§ Excerpted data
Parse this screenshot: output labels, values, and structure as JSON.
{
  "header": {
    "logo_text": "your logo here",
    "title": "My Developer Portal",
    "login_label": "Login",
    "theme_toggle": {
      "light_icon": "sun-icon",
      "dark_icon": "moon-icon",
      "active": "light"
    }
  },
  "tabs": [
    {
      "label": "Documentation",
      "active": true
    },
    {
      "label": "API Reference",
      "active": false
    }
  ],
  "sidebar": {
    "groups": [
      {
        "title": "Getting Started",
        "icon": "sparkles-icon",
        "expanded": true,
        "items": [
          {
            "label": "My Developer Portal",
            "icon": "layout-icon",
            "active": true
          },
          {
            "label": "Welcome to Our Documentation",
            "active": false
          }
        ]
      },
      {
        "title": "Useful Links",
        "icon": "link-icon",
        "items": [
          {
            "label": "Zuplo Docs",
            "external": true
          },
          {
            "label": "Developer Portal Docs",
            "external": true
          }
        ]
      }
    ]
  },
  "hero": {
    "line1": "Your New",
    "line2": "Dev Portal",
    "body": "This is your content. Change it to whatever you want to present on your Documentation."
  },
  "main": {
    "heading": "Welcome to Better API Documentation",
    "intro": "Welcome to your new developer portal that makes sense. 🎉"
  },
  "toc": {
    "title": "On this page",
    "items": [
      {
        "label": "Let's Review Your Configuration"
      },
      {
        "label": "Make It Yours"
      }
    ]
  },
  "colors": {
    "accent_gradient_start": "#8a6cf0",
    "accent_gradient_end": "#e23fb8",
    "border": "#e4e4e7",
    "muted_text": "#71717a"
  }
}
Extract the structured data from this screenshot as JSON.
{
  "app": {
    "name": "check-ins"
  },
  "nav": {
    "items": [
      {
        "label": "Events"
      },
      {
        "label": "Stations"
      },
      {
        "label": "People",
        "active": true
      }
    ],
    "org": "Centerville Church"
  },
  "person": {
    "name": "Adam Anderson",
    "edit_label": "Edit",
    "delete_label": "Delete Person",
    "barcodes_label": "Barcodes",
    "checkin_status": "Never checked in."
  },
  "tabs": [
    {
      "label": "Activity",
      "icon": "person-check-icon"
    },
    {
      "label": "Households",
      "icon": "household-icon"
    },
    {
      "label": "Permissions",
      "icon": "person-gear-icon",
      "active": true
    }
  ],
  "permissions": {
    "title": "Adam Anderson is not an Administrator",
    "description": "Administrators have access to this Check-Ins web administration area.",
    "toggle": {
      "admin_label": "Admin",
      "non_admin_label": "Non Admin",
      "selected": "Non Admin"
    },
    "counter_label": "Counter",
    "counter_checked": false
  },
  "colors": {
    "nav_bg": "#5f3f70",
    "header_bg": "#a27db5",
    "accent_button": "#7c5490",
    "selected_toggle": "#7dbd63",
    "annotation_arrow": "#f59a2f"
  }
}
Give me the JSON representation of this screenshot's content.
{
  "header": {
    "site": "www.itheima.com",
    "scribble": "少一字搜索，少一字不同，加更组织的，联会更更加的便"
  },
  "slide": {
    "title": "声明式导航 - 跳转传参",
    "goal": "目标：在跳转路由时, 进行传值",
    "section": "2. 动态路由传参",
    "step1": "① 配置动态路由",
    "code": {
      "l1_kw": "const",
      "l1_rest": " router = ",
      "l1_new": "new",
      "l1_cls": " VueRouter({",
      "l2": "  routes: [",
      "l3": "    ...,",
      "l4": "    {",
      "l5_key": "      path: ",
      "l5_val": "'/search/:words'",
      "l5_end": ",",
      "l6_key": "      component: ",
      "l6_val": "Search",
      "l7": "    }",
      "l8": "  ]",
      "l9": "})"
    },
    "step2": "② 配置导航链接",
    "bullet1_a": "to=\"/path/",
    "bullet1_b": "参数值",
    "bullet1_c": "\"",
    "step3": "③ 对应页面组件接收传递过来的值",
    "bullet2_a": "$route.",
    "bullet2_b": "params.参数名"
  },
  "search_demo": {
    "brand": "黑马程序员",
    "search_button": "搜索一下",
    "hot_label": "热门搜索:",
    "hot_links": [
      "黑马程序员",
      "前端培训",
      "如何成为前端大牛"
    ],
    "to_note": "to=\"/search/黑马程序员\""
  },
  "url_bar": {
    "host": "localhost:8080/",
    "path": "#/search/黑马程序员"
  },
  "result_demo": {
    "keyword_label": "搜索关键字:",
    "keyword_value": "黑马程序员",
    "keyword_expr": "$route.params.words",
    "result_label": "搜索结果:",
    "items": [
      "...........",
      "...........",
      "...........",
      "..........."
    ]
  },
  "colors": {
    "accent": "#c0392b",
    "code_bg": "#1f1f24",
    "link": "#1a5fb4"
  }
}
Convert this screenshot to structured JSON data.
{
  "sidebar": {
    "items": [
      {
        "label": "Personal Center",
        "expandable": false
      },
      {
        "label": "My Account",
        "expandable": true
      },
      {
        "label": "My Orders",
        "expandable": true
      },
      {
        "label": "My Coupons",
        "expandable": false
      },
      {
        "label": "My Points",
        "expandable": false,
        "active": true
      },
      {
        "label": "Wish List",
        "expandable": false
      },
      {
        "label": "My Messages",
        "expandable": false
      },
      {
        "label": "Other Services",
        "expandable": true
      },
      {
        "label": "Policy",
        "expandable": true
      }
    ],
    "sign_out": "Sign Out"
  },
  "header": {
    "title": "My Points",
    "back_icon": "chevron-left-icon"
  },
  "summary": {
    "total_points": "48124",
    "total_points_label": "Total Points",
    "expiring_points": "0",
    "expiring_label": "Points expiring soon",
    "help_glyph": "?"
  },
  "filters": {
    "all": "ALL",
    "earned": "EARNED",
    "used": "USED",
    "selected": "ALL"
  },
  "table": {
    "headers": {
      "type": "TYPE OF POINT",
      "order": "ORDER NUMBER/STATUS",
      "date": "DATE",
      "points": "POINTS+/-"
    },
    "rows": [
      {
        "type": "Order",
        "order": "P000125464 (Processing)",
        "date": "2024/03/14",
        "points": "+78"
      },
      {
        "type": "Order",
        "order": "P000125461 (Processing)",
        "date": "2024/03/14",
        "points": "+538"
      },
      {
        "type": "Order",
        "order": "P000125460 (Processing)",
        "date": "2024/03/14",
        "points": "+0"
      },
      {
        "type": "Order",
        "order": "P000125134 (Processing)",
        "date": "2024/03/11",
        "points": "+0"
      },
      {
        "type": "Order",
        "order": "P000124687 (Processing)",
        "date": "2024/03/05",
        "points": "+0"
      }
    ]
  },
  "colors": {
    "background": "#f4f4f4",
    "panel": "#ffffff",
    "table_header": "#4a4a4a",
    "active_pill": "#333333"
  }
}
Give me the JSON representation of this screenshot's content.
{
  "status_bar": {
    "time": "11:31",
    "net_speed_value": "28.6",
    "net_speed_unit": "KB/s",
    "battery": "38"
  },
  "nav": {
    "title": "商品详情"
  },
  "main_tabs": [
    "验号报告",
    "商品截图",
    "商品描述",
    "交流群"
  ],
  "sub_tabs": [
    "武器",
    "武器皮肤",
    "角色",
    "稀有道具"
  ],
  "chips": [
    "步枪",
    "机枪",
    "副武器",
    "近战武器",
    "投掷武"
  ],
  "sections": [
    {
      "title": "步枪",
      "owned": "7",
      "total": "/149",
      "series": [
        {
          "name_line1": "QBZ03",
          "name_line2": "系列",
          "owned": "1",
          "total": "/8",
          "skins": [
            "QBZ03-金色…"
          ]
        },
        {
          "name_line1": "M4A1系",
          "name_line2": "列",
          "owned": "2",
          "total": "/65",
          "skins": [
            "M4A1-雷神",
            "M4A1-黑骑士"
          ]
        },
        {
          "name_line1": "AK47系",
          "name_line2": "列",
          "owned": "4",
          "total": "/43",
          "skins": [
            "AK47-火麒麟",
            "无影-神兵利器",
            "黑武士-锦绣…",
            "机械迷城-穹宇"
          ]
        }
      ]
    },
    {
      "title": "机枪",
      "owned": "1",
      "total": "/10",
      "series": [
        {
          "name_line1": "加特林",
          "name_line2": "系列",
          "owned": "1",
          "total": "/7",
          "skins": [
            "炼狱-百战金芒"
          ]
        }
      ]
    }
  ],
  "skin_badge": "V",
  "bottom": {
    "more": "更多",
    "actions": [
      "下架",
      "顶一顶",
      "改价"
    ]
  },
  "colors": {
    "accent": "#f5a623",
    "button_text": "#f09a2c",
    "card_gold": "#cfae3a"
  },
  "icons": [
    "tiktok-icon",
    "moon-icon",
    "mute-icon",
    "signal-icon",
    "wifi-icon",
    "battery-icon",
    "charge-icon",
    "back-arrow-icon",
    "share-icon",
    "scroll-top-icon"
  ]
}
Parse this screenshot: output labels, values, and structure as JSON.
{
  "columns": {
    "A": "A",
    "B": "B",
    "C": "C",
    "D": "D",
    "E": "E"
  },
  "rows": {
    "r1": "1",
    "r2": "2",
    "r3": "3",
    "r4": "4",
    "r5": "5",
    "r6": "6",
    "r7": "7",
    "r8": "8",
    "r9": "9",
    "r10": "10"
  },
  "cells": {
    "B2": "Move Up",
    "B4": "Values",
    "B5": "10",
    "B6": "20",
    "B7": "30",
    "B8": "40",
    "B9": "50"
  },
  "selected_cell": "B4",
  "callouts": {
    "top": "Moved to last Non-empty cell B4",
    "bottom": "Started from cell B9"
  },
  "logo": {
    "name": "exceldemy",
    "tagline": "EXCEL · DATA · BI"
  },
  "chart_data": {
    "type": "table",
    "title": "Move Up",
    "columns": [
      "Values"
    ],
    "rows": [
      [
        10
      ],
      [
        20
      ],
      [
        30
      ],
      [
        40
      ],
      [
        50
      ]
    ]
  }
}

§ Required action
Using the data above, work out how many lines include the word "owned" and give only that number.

§ Written response
6